*** Opening of Source material ***

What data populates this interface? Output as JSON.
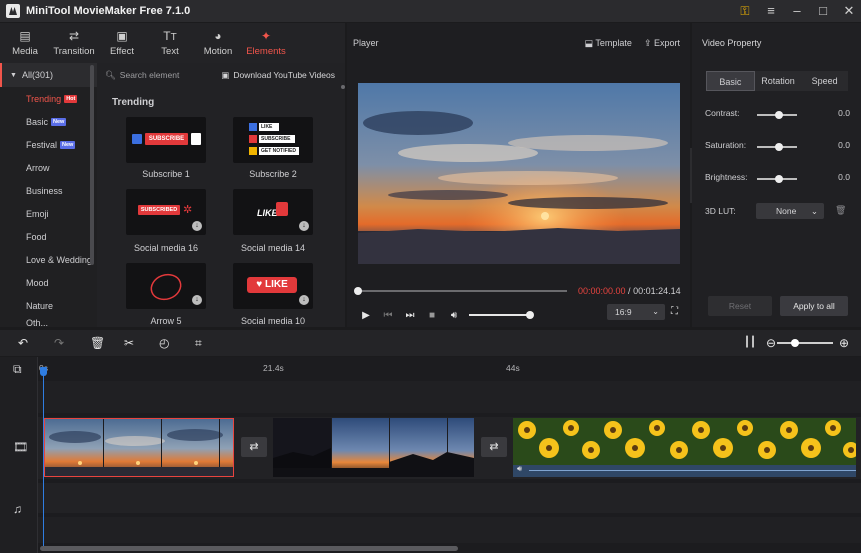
{
  "app": {
    "title": "MiniTool MovieMaker Free 7.1.0",
    "window_controls": [
      "key-icon",
      "menu-icon",
      "minimize-icon",
      "maximize-icon",
      "close-icon"
    ]
  },
  "toolbar": {
    "tabs": [
      {
        "label": "Media",
        "icon": "folder-icon"
      },
      {
        "label": "Transition",
        "icon": "transition-icon"
      },
      {
        "label": "Effect",
        "icon": "effect-icon"
      },
      {
        "label": "Text",
        "icon": "text-icon"
      },
      {
        "label": "Motion",
        "icon": "motion-icon"
      },
      {
        "label": "Elements",
        "icon": "elements-icon",
        "active": true
      }
    ]
  },
  "categories": {
    "all_label": "All(301)",
    "items": [
      {
        "label": "Trending",
        "badge": "Hot",
        "active": true
      },
      {
        "label": "Basic",
        "badge": "New"
      },
      {
        "label": "Festival",
        "badge": "New"
      },
      {
        "label": "Arrow"
      },
      {
        "label": "Business"
      },
      {
        "label": "Emoji"
      },
      {
        "label": "Food"
      },
      {
        "label": "Love & Wedding"
      },
      {
        "label": "Mood"
      },
      {
        "label": "Nature"
      },
      {
        "label": "Oth..."
      }
    ]
  },
  "elements": {
    "search_placeholder": "Search element",
    "youtube_link": "Download YouTube Videos",
    "section_title": "Trending",
    "items": [
      {
        "label": "Subscribe 1"
      },
      {
        "label": "Subscribe 2"
      },
      {
        "label": "Social media 16"
      },
      {
        "label": "Social media 14"
      },
      {
        "label": "Arrow 5"
      },
      {
        "label": "Social media 10"
      }
    ],
    "art_text": {
      "subscribe": "SUBSCRIBE",
      "like": "LIKE",
      "get_notified": "GET NOTIFIED",
      "subscribed": "SUBSCRIBED",
      "like_upper": "LIKE"
    }
  },
  "player": {
    "title": "Player",
    "template_label": "Template",
    "export_label": "Export",
    "current_time": "00:00:00.00",
    "total_time": "00:01:24.14",
    "time_separator": " / ",
    "aspect_ratio": "16:9",
    "progress": 0.0,
    "volume": 1.0
  },
  "properties": {
    "title": "Video Property",
    "tabs": [
      "Basic",
      "Rotation",
      "Speed"
    ],
    "active_tab": "Basic",
    "contrast_label": "Contrast:",
    "contrast_value": "0.0",
    "saturation_label": "Saturation:",
    "saturation_value": "0.0",
    "brightness_label": "Brightness:",
    "brightness_value": "0.0",
    "lut_label": "3D LUT:",
    "lut_value": "None",
    "reset_label": "Reset",
    "apply_label": "Apply to all"
  },
  "timeline": {
    "ruler": [
      "0s",
      "21.4s",
      "44s"
    ],
    "clips": [
      "sunset-clip-1",
      "sunset-clip-2",
      "sunflower-clip"
    ]
  },
  "colors": {
    "accent": "#f1554b",
    "playhead": "#2f7de1",
    "background": "#1b1b1d"
  }
}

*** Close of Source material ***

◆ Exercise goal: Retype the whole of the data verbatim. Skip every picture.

◆ Task response:
What data populates this interface? Output as JSON.
{
  "app": {
    "title": "MiniTool MovieMaker Free 7.1.0",
    "window_controls": [
      "key-icon",
      "menu-icon",
      "minimize-icon",
      "maximize-icon",
      "close-icon"
    ]
  },
  "toolbar": {
    "tabs": [
      {
        "label": "Media",
        "icon": "folder-icon"
      },
      {
        "label": "Transition",
        "icon": "transition-icon"
      },
      {
        "label": "Effect",
        "icon": "effect-icon"
      },
      {
        "label": "Text",
        "icon": "text-icon"
      },
      {
        "label": "Motion",
        "icon": "motion-icon"
      },
      {
        "label": "Elements",
        "icon": "elements-icon",
        "active": true
      }
    ]
  },
  "categories": {
    "all_label": "All(301)",
    "items": [
      {
        "label": "Trending",
        "badge": "Hot",
        "active": true
      },
      {
        "label": "Basic",
        "badge": "New"
      },
      {
        "label": "Festival",
        "badge": "New"
      },
      {
        "label": "Arrow"
      },
      {
        "label": "Business"
      },
      {
        "label": "Emoji"
      },
      {
        "label": "Food"
      },
      {
        "label": "Love & Wedding"
      },
      {
        "label": "Mood"
      },
      {
        "label": "Nature"
      },
      {
        "label": "Oth..."
      }
    ]
  },
  "elements": {
    "search_placeholder": "Search element",
    "youtube_link": "Download YouTube Videos",
    "section_title": "Trending",
    "items": [
      {
        "label": "Subscribe 1"
      },
      {
        "label": "Subscribe 2"
      },
      {
        "label": "Social media 16"
      },
      {
        "label": "Social media 14"
      },
      {
        "label": "Arrow 5"
      },
      {
        "label": "Social media 10"
      }
    ],
    "art_text": {
      "subscribe": "SUBSCRIBE",
      "like": "LIKE",
      "get_notified": "GET NOTIFIED",
      "subscribed": "SUBSCRIBED",
      "like_upper": "LIKE"
    }
  },
  "player": {
    "title": "Player",
    "template_label": "Template",
    "export_label": "Export",
    "current_time": "00:00:00.00",
    "total_time": "00:01:24.14",
    "time_separator": " / ",
    "aspect_ratio": "16:9",
    "progress": 0.0,
    "volume": 1.0
  },
  "properties": {
    "title": "Video Property",
    "tabs": [
      "Basic",
      "Rotation",
      "Speed"
    ],
    "active_tab": "Basic",
    "contrast_label": "Contrast:",
    "contrast_value": "0.0",
    "saturation_label": "Saturation:",
    "saturation_value": "0.0",
    "brightness_label": "Brightness:",
    "brightness_value": "0.0",
    "lut_label": "3D LUT:",
    "lut_value": "None",
    "reset_label": "Reset",
    "apply_label": "Apply to all"
  },
  "timeline": {
    "ruler": [
      "0s",
      "21.4s",
      "44s"
    ],
    "clips": [
      "sunset-clip-1",
      "sunset-clip-2",
      "sunflower-clip"
    ]
  },
  "colors": {
    "accent": "#f1554b",
    "playhead": "#2f7de1",
    "background": "#1b1b1d"
  }
}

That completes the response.